The now-defunct DAPD agency in Germany lodged a complaint in February 2010, arguing that AFP's public financing from the French government was unfair.
The Commission in Brussels ruled today that AFP could continue to receive state aid as a provider of a public service – but that it must comply with EU competition rules.
AFP receives about 40 per cent of its revenue from government subscriptions to the newswire, used in ministries and other public offices.
The Commission says it has written to the French government to ensure that "subscriptions paid by the state are not tantamount to disguised subsidies".
It says any money paid by the French state must be "justified by public service missions".
AFP chairman Emmanuel Hoog said: "This decision is a crucial moment for AFP. It ends four years of uncertainty and secures the agency’s public financing, which is essential if it is to carry out its missions.”
"It was important that all of our activities are covered by the missions of general interest, whatever the platform, the language, the origin or the destination of the news. This recognition confirms the unified nature of our activities."

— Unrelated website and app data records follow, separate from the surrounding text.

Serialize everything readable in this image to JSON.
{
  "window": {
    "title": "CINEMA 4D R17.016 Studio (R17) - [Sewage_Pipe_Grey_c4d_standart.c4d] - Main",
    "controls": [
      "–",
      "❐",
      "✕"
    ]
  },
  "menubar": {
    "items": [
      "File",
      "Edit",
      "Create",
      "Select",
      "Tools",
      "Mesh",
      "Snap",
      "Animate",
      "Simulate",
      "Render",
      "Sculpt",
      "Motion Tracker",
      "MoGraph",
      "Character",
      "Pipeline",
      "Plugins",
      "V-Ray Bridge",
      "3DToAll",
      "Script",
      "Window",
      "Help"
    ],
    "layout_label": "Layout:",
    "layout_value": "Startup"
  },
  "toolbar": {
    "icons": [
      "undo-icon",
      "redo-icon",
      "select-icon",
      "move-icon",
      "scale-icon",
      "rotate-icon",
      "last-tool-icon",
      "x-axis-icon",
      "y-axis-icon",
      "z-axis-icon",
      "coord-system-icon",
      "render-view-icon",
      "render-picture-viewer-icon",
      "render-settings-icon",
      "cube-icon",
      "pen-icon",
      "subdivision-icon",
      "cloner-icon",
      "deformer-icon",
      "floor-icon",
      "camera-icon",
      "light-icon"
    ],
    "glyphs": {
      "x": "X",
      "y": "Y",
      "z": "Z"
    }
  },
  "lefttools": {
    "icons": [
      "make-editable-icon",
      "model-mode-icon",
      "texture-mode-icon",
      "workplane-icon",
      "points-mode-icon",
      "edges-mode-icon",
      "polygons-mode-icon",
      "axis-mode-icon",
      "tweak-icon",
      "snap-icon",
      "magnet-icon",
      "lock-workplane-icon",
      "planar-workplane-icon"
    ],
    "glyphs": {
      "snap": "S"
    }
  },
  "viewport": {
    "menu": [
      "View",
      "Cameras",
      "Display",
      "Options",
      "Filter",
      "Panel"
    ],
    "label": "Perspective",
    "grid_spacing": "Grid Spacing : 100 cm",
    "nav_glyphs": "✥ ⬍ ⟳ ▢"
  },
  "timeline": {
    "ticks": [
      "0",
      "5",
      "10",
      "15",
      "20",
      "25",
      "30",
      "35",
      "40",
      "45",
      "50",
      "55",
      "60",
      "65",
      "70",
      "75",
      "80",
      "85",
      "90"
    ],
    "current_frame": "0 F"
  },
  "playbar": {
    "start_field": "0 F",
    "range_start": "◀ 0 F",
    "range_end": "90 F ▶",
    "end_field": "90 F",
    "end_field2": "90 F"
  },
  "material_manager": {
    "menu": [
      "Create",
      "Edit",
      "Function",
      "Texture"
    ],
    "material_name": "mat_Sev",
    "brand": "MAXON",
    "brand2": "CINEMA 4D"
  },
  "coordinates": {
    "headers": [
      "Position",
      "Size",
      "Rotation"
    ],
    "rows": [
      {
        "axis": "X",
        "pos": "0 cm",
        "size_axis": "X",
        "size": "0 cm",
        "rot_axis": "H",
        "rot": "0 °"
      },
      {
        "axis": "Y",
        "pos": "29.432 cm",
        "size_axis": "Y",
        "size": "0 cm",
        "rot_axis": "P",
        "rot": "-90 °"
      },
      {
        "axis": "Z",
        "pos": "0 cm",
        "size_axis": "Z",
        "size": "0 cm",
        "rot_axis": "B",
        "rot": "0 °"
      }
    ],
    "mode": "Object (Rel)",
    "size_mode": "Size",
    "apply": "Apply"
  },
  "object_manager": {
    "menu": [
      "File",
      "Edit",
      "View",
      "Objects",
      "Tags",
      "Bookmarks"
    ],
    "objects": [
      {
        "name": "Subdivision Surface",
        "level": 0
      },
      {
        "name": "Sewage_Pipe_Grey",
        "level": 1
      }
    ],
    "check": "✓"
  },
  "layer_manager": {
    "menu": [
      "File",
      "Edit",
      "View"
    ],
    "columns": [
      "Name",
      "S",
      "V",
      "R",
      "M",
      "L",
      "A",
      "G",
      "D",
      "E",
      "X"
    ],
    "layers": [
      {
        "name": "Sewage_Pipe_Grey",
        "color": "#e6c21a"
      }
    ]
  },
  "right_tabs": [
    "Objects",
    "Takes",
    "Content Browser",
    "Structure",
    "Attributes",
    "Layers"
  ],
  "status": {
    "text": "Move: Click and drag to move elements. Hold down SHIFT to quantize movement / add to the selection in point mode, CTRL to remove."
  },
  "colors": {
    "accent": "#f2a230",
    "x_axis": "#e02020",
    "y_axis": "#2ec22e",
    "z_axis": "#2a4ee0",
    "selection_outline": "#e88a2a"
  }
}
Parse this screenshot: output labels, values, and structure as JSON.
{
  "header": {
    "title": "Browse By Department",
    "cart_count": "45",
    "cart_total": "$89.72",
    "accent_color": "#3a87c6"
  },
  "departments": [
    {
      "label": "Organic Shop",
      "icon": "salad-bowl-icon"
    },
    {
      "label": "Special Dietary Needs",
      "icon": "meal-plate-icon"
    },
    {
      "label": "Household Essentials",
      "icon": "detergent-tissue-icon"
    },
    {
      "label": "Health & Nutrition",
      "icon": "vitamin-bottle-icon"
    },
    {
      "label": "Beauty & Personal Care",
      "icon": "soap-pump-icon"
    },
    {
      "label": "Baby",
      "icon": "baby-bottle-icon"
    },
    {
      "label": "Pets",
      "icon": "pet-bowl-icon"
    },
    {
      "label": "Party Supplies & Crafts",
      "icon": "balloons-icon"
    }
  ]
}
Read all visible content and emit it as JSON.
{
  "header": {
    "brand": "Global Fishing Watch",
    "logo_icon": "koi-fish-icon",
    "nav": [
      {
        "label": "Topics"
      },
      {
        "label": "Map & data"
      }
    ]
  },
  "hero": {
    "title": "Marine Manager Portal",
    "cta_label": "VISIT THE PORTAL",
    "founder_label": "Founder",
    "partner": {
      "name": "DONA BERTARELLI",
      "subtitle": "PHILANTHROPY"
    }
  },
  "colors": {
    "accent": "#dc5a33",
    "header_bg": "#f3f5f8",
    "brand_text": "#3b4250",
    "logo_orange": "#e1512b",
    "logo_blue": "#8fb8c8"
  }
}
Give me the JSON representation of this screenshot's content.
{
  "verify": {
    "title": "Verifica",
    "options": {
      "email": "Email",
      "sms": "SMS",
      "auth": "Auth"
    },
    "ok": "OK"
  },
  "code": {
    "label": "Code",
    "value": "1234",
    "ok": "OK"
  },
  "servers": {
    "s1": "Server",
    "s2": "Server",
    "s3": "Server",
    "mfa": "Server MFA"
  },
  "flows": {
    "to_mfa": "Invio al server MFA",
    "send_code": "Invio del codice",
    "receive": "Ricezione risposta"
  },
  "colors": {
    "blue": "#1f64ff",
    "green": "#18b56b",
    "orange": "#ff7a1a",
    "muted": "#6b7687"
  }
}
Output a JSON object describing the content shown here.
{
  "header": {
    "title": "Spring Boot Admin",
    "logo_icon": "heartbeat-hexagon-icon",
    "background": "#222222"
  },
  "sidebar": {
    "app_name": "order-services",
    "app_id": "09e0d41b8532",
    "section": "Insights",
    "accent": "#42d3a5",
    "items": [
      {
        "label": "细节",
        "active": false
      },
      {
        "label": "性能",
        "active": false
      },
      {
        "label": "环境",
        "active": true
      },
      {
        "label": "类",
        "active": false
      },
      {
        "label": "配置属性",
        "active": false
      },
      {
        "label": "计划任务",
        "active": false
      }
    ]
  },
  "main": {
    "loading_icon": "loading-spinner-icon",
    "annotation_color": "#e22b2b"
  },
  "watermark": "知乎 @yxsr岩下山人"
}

AFP employs 2,260 staff and is the world's third largest news agency by revenue behind Reuters and AP. It is in discussions with the French state to define its missions for the next four years.